Auditors typically deliver financial statements to calendar-year businesses in the spring. A useful tool that accompanies the annual report is the management letter. It may provide suggestions — based on industry best practices — on how to fortify internal control systems, streamline operations and reduce expenses.
Managers generally appreciate the suggestions found in management letters. But, realistically, they may not have time to implement those suggestions, because they’re focusing on daily business operations. Don’t let this happen at your company!
A management letter may address a broad range of topics, including segregation of duties, account reconciliations, physical asset security, credit policies, employee performance, safety, Internet use and expense reduction. In general, the write-up for each deficiency includes the following elements:
Observation. The auditor describes the condition, identifies the cause (if possible) and explains why it needs improvement.
Impact. This section quantifies the problem’s potential monetary effects and identifies any qualitative effects, such as decreased employee morale or delayed financial reporting.
Recommendation. Here, the auditor suggests a solution or lists alternative approaches if the appropriate course of action is unclear.
Some letters present deficiencies in order of significance or the potential for cost reduction. Others organize comments based on functional area or location.
What elements are required?
AICPA standards specifically require auditors to communicate two types of internal control deficiencies to management in writing:
1.Material weaknesses. These are defined as “a deficiency, or combination of deficiencies, in internal control, such that there is a reasonable possibility that a material misstatement of the organization’s financial statements will not be prevented or detected and corrected on a timely basis.”

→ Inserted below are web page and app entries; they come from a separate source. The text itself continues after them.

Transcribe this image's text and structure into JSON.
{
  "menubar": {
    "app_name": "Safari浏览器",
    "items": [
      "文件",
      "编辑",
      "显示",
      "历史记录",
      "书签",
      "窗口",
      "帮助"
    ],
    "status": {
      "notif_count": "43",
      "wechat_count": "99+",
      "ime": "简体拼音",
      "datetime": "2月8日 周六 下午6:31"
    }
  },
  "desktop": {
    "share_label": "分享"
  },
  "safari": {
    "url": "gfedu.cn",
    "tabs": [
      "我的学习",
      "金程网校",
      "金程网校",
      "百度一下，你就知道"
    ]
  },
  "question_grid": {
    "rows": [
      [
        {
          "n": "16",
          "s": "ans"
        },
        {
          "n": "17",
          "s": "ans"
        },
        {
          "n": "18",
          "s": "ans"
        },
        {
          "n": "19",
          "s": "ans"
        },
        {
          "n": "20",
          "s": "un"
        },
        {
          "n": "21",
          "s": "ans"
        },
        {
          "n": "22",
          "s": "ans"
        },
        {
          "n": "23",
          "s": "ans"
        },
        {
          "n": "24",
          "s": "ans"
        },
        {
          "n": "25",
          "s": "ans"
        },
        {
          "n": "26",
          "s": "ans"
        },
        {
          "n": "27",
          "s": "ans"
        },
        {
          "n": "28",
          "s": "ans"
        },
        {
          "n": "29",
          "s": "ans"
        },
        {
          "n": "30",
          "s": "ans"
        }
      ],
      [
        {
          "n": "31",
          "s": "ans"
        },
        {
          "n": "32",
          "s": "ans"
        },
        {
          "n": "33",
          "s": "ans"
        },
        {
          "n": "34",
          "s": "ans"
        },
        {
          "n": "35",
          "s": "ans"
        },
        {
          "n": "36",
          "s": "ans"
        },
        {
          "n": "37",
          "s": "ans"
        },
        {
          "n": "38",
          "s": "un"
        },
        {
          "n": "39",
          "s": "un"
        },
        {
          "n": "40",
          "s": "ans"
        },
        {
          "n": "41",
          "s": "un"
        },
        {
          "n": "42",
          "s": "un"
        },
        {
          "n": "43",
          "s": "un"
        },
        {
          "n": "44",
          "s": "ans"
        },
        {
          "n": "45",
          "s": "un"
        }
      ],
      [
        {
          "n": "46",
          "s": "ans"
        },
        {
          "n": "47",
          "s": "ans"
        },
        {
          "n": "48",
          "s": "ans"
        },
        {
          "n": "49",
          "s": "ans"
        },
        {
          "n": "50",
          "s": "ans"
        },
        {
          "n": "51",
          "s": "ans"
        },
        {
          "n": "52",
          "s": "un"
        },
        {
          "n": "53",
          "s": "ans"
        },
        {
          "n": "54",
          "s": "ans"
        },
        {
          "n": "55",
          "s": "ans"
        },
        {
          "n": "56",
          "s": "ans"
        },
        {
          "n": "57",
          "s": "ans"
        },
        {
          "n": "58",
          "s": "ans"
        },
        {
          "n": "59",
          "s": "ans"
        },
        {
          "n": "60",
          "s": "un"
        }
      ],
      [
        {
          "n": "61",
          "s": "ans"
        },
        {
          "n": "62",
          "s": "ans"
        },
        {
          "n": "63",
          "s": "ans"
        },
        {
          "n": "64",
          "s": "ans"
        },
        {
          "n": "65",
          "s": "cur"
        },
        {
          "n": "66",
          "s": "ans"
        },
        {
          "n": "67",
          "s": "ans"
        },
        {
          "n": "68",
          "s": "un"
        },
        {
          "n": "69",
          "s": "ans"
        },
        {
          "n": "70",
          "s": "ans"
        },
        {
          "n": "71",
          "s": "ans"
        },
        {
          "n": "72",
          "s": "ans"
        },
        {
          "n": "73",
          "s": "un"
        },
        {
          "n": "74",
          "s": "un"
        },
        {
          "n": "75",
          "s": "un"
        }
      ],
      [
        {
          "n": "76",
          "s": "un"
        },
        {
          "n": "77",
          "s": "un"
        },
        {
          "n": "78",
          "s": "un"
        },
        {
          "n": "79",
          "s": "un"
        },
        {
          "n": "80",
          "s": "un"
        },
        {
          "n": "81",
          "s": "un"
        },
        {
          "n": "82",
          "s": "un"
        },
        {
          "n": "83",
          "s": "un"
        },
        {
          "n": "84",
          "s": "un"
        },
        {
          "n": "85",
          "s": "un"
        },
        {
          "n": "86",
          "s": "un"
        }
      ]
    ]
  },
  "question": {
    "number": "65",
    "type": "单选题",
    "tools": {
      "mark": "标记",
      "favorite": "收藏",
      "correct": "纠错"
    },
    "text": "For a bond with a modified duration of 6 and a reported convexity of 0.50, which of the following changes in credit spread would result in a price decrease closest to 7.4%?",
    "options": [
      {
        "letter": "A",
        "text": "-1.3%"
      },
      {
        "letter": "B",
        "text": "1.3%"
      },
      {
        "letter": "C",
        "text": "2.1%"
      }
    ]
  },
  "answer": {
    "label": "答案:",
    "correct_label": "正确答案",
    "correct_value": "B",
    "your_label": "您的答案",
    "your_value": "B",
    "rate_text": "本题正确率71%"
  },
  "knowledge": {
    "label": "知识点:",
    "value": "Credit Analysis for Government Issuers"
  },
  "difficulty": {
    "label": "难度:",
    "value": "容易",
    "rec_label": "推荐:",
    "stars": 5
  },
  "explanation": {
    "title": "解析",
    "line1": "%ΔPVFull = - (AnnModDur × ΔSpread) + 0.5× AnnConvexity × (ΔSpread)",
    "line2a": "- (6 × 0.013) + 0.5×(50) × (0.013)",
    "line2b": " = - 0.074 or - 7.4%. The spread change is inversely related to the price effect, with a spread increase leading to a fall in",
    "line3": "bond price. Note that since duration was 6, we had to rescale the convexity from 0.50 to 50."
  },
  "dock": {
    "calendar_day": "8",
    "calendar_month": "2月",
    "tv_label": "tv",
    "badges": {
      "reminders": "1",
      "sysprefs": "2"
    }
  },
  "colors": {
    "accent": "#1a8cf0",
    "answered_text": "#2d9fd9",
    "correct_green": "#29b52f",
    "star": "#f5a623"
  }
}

2.Significant deficiencies. These are “less severe than a material weakness, yet important enough to merit attention by those charged with governance.”
Operating inefficiencies and other deficiencies in internal control systems aren’t necessarily required to be communicated in writing. However, most auditors include these less significant items in their management letters to inform their clients about risks and opportunities to improve operations.
Have you improved over time?
When you review last year’s management letter, consider comparing it to the letters you received for 2019 (and earlier). Often, the same items recur year after year. Comparing consecutive management letters can help track the results over time. But, be aware: Certain issues may autocorrect — or worsen — based on factors outside of management’s control, such as changes in technology or external market conditions. If you’re unsure how to implement a particular suggestion from your management letter, reach out to your audit team for more information.
We highly recommend you confer with your Miller Kaplan advisor to understand your specific situation and how this may impact you.